  3. Building a reserve fund helped instill fiscal discipline. Because the pandemic shut down travel and meetings, quite a few grantees found themselves with unexpected surpluses that they were able to allocate to a reserve fund and qualify for the match. This process was eye-opening for many grantees and helped them realize “non-profit” doesn’t mean no surplus. Several organizations reported developing fiscal policies around allocating annual, or even monthly, surplus funds to their reserve fund.
  4. Financial health can help attract and retain donors and talent. We know that donors are more likely to invest in a fiscally sound organization, but we also heard that the challenge from Kendeda resonated with new and existing donors and prompted additional giving. One unanticipated benefit we heard was how having a reserve fund helped some organizations attract staff. One new Executive Director shared that the reserve fund was a factor in her decision to take the job: “It was an indicator that Kendeda and the board had confidence and commitment to the long-term health of the organization,” she explained; “It also showed me that by earmarking up to six months of staff salaries, the board was demonstrating that the organization was a caring employer.
  5. Reserves boost organizational confidence. In many cases, having cash on hand helped rewire how organizations approach their work and helped them move from a scarcity mindset to one of growth and stability. Being relieved from cash-flow stressors gave grantees confidence to be strategic and forward-thinking. One partner explained how having a reserve fund “ignited a shift in our thinking, making financial resilience a priority for our management team and board of directors. Additionally, knowing that we have a reserve that is almost equal to our line of credit means that we didn't have to draw on our line of credit at the beginning of our program season when we typically draw up to half a million dollars from the bank.

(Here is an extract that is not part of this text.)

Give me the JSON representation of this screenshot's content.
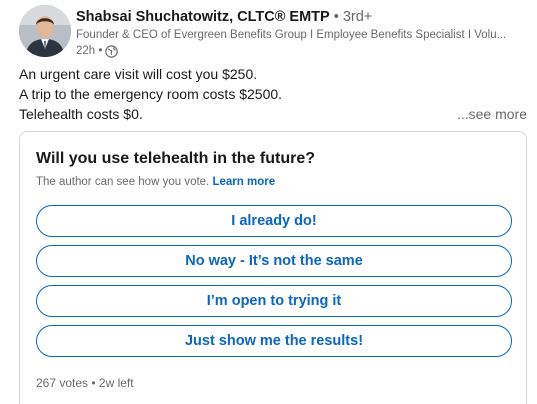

In 2022, this saved us thousands of dollars in interest payments.”

The Gift That Keeps On Giving

The benefits of reserve funds for non-profits cannot be overstated. They help advance mission. They promote strategic decision making. They signal financial health and stability to prospective funders. And they reduce organizational stress in a multitude of ways. Seth Wilson, executive director of Blackfoot Challenge, a Montana-based conservation organization, summed it up powerfully when he explained that an operating reserve “provides us with the opportunity to respond swiftly to unexpected crises or opportunities in the future—this gives us more security and confidence as we will inevitably face new challenges.”

As the pandemic taught us, the nonprofit sector and its leaders play an outsize role in providing services, advocacy, vision, and thought leadership – especially in times of crisis. To do their best work, nonprofits deserve financial stability and the peace of mind that having an operating reserve can provide.

About the Author

Christine Hunt is senior director for special projects and operations at The Kendeda Fund.